Of course, Krasiński’s specialty extended beyond the limitations of line. He was a sculptor and painter, specializing in the construction of particular spatial forms, instrumental in the neo-avant-garde in Poland’s art scene. His sculptures were atypical. They were not big, hulking masses, but instead made of rods, wires, cables—slighter, more narrow objects suspended in the air to infer the idea of movement. The aforementioned blue line came into being around 1968. Of its ubiquitousness in his work, Krasinski noted: I don't know if this is art. I know that it's a blue Scotch tape, width 19mm, length unknown. Always a wink, a nod, a lack of seriousness in a traditionally serious field--that’s what Krasiński was known for.

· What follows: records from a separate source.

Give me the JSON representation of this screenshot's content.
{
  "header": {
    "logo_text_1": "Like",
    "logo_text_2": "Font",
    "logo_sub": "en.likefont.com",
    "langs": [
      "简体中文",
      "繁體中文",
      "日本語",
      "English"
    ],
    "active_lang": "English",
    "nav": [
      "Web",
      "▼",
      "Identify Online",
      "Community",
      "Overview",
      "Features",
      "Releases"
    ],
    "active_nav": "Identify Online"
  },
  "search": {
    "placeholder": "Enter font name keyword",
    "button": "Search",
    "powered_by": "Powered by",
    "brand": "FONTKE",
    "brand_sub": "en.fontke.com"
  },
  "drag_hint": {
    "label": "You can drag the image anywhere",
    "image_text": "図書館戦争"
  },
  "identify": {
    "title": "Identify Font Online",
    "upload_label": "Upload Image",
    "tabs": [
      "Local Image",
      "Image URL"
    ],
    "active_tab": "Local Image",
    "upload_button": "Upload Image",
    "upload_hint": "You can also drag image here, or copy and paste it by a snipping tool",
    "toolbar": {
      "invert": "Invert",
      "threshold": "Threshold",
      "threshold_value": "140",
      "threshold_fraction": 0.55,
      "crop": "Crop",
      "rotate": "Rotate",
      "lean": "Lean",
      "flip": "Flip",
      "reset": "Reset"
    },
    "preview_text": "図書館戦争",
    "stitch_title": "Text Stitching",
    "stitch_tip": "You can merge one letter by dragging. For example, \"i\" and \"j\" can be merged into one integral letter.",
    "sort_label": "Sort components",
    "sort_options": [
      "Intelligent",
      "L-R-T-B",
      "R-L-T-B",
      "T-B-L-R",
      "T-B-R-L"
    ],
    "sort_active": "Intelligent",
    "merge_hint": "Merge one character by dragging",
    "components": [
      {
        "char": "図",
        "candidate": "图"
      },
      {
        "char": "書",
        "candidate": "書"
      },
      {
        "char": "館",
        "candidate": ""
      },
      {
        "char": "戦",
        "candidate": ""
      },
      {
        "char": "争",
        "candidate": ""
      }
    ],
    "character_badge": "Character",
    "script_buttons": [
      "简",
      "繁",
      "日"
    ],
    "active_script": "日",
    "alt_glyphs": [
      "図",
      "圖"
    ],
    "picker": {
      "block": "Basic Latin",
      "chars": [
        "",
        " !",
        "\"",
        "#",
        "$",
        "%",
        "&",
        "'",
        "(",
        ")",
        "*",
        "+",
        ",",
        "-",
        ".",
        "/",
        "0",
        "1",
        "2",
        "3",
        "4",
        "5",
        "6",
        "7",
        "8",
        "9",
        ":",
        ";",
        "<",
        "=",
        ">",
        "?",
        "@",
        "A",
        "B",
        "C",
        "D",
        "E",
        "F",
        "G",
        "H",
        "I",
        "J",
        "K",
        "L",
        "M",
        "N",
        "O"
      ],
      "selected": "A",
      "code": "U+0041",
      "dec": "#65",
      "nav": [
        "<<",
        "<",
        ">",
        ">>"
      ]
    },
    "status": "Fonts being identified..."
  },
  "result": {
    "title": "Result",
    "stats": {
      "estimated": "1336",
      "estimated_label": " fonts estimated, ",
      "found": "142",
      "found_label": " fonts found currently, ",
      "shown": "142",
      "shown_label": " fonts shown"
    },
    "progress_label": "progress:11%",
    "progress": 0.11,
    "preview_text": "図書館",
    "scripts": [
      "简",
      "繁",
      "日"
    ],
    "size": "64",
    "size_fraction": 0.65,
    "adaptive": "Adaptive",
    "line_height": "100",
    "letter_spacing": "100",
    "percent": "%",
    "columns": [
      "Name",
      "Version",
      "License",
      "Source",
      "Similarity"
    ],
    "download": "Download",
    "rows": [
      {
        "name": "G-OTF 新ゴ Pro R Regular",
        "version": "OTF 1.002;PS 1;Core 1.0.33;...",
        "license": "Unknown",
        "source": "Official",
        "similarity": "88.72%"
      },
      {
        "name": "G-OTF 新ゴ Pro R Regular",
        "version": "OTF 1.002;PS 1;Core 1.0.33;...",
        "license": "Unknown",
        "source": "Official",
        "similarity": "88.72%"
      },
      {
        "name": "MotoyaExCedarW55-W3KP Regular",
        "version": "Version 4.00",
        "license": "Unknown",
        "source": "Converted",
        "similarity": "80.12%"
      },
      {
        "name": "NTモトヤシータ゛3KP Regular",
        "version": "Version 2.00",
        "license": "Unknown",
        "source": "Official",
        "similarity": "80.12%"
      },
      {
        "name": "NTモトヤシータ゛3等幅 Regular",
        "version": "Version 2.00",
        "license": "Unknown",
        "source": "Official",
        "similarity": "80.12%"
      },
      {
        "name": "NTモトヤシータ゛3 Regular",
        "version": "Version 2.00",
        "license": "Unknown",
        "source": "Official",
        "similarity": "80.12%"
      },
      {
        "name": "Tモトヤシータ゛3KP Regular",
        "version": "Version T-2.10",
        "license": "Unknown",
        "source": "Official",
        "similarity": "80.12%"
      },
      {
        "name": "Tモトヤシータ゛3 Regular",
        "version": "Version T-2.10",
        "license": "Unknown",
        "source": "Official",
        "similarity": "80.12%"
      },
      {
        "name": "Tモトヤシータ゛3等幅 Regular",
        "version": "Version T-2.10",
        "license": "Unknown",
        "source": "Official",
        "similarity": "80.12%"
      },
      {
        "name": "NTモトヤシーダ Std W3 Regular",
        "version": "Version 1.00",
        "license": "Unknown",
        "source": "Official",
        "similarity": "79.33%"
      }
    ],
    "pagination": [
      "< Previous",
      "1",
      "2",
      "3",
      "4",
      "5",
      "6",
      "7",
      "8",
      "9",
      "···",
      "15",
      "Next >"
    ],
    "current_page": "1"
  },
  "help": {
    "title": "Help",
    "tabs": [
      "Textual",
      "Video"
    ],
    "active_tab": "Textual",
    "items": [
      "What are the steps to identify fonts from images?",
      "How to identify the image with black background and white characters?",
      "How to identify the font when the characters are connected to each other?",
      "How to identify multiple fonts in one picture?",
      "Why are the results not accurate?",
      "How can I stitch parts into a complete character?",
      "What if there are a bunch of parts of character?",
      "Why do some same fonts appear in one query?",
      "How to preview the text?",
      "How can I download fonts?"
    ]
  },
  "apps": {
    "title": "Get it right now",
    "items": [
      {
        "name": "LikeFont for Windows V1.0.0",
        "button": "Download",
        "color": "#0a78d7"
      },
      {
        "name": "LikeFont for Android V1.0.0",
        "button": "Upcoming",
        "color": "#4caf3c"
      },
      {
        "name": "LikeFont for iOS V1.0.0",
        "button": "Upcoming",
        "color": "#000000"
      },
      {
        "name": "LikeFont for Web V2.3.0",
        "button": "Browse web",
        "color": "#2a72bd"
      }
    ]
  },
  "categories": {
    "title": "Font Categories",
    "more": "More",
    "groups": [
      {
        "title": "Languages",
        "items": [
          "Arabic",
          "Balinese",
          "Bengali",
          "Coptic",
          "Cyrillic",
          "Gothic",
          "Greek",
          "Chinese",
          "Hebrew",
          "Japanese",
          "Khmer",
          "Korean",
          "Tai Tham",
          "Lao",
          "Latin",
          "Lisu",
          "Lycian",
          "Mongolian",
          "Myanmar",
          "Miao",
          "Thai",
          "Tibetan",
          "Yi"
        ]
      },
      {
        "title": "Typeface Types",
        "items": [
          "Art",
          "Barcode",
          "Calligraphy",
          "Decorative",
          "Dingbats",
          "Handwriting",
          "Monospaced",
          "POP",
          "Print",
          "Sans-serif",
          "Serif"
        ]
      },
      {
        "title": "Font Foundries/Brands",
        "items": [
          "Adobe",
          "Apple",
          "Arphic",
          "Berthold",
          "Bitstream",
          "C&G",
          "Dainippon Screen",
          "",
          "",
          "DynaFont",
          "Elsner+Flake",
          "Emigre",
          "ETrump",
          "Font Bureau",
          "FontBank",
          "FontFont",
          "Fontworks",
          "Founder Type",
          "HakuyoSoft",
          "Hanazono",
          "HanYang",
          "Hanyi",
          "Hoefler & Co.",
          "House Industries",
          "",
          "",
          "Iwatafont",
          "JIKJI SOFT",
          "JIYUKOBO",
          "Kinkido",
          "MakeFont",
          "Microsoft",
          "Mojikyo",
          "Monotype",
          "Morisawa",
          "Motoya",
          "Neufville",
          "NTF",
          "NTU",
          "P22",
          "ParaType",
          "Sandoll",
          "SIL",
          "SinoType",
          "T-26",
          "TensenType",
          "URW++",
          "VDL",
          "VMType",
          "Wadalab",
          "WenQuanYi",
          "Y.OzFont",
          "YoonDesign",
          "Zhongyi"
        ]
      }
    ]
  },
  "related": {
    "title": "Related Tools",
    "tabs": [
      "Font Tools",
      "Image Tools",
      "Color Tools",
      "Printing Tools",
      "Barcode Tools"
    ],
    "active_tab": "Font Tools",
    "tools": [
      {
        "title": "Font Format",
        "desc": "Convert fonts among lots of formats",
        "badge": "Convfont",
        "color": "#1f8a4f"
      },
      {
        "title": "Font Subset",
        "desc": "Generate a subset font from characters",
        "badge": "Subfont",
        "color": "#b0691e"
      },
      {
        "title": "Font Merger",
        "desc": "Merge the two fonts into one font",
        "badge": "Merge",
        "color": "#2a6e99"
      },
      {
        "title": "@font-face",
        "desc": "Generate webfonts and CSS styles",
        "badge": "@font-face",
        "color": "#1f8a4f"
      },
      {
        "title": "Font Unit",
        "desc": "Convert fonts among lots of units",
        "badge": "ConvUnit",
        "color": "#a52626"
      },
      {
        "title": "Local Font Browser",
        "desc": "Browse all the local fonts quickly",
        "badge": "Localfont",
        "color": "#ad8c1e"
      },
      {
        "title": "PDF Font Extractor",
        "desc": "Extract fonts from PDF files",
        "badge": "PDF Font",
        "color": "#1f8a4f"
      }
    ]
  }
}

The blue tape effectively marked his territory, not just in the temporal, but the permanent. He owns that blue line and the blue line owns him. Indefinitely.